The day of the arrest, a group of protesters, carrying a banner, were on the bypass site more than an hour prior to Eberhard’s arrival. As demonstrated in an amateur video of the event, CHP officers read them the official dispersal order and over a period of about 20 minutes, the group backed out of the construction zone. Two other protesters remained on the job site chained to the equipment.
Eberhard came to the site after receiving a tip about the protest. On the video he is seen approaching Dabbs and shaking his hand and 43 seconds later he is being handcuffed.
Based on testimony, Eberhard approached the first officer on the site, introduced himself, told Dabbs he had called and left a message for a Caltrans escort and asked to photograph the persons chained to equipment. Dabbs told Eberhard he needed to leave or he would read him the dispersal order and arrest him if he failed to leave after that.

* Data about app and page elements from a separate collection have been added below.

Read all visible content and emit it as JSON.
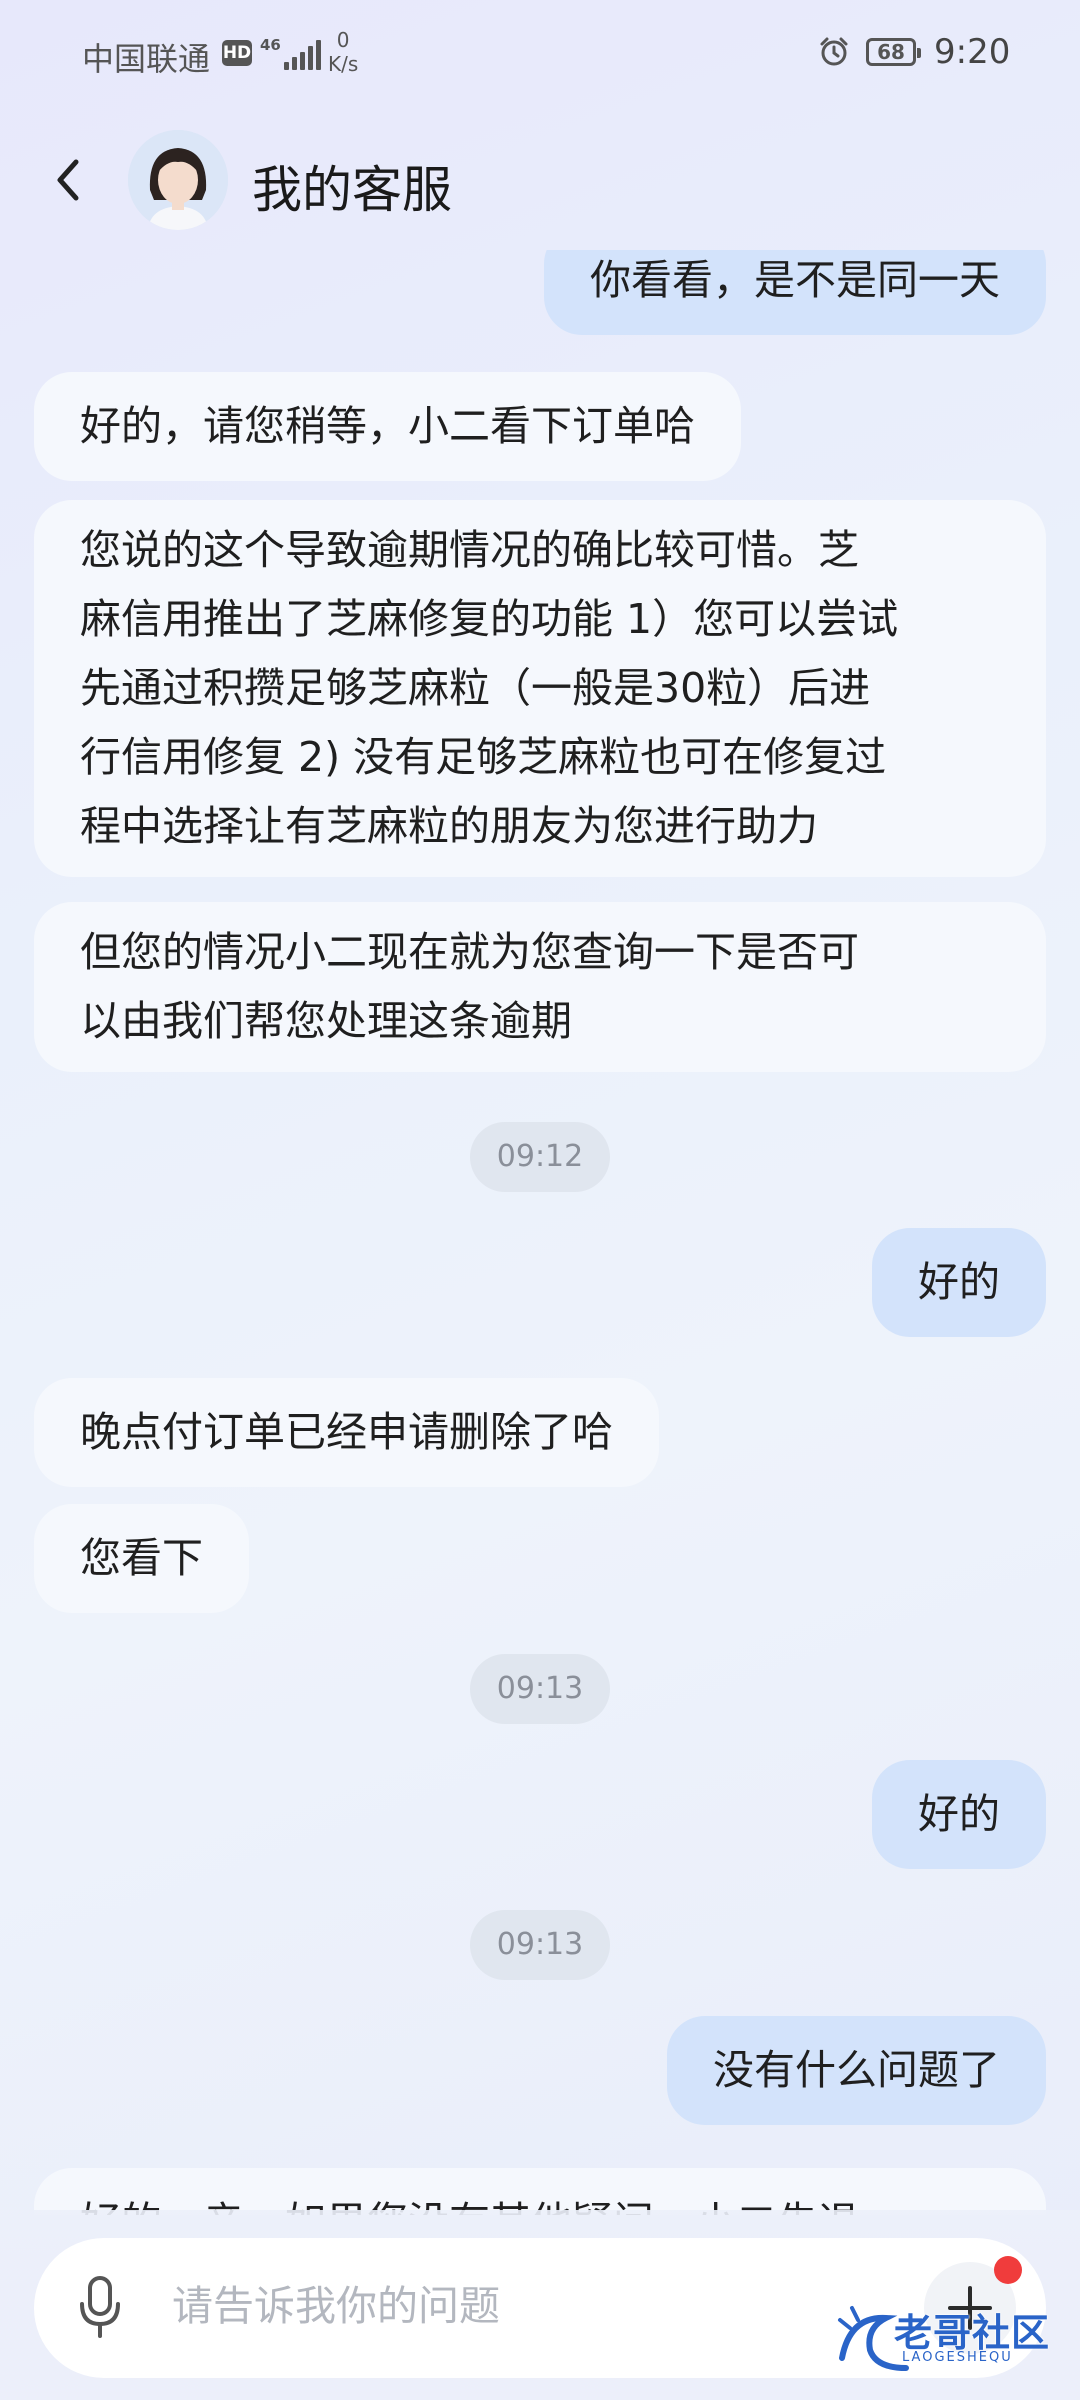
{
  "status_bar": {
    "carrier": "中国联通",
    "hd": "HD",
    "network": "46",
    "speed_value": "0",
    "speed_unit": "K/s",
    "battery": "68",
    "time": "9:20"
  },
  "header": {
    "title": "我的客服"
  },
  "messages": [
    {
      "side": "right",
      "text": "你看看，是不是同一天"
    },
    {
      "side": "left",
      "text": "好的，请您稍等，小二看下订单哈"
    },
    {
      "side": "left",
      "lines": [
        "您说的这个导致逾期情况的确比较可惜。芝",
        "麻信用推出了芝麻修复的功能 1）您可以尝试",
        "先通过积攒足够芝麻粒（一般是30粒）后进",
        "行信用修复 2) 没有足够芝麻粒也可在修复过",
        "程中选择让有芝麻粒的朋友为您进行助力"
      ]
    },
    {
      "side": "left",
      "lines": [
        "但您的情况小二现在就为您查询一下是否可",
        "以由我们帮您处理这条逾期"
      ]
    },
    {
      "type": "time",
      "text": "09:12"
    },
    {
      "side": "right",
      "text": "好的"
    },
    {
      "side": "left",
      "text": "晚点付订单已经申请删除了哈"
    },
    {
      "side": "left",
      "text": "您看下"
    },
    {
      "type": "time",
      "text": "09:13"
    },
    {
      "side": "right",
      "text": "好的"
    },
    {
      "type": "time",
      "text": "09:13"
    },
    {
      "side": "right",
      "text": "没有什么问题了"
    },
    {
      "side": "left",
      "text": "好的，亲，如果您没有其他疑问，小二先退"
    }
  ],
  "input": {
    "placeholder": "请告诉我你的问题"
  },
  "watermark": {
    "text": "老哥社区",
    "sub": "LAOGESHEQU"
  }
}
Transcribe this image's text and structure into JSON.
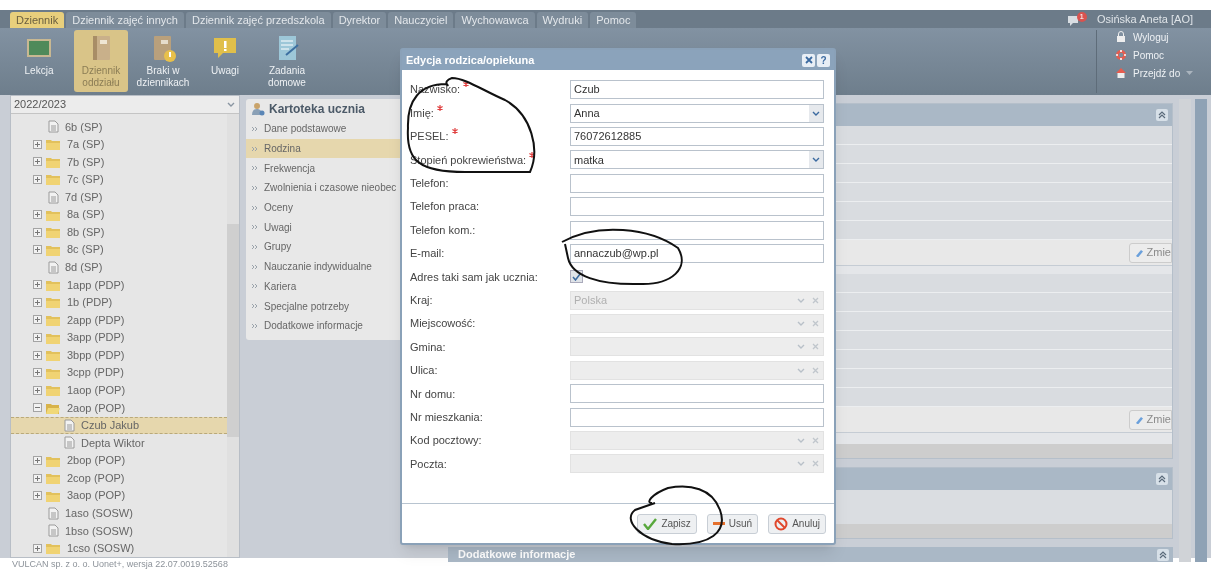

Eberhard said he would leave if Dabbs read the dispersal order. Dabbs was in the process of taking out his cell phone to pull up the dispersal order when Reynolds arrested Eberhard. The 128 word dispersal order was issued to each CHP officer as part of the Ukiah CHP Operations Plan and takes about 50 seconds to read.
Eberhard testified that Reynolds came from behind and began handcuffing him. Reynolds asserted in his testimony that he told Eberhard to leave and gave him an opportunity to leave but Eberhard kept talking. Dabbs could not recall what Reynolds said. All in less than 43 seconds from Eberhard’s handshake with Dabbs.
Eberhard was the only person booked into Mendocino County Jail for the incident. The two protestors chained to the equipment were merely cited and released. None of the protesters, who had been on the site for a significant period of time were either arrested or cited.
Deputy Attorney General Harry T. (Chip) Gower, III asserted that the officers’ conduct was due to where the actions occurred rather than why. While he continued to assert that Eberhard was trespassing at the time of his arrest, the Mendocino County District Attorney’s Office and Judge Donato did not agree. Donato in a November 2015 ruling stated, “whether Eberhard actually violated (the trespassing statutes)... is rather doubtful.” The DAs office refused to file trespassing charges.
One of the keys to determining whether any animus directed toward Eberhard by the officers was due to media coverage of the bypass project, was the testimony, under oath, by Reynolds, Dabbs and Babcock that they had not seen nor discussed any of the media coverage of the bypass containing Eberhard’s photos prior to their actions.
Construction began on the nearly $200 million Willits bypass project in March 2013. The early days of construction were met wth numerous protests, including tree sitters and persons blocking Caltrans and contractor access and protesters locking themselves to trees and equipment. The CHP arrived with a substantial force in March 2013 and have provided security for the bypass site since. Protests continued through 2015. The roadway is expected to complete in September 2016.
(Courtesy, The Willits News)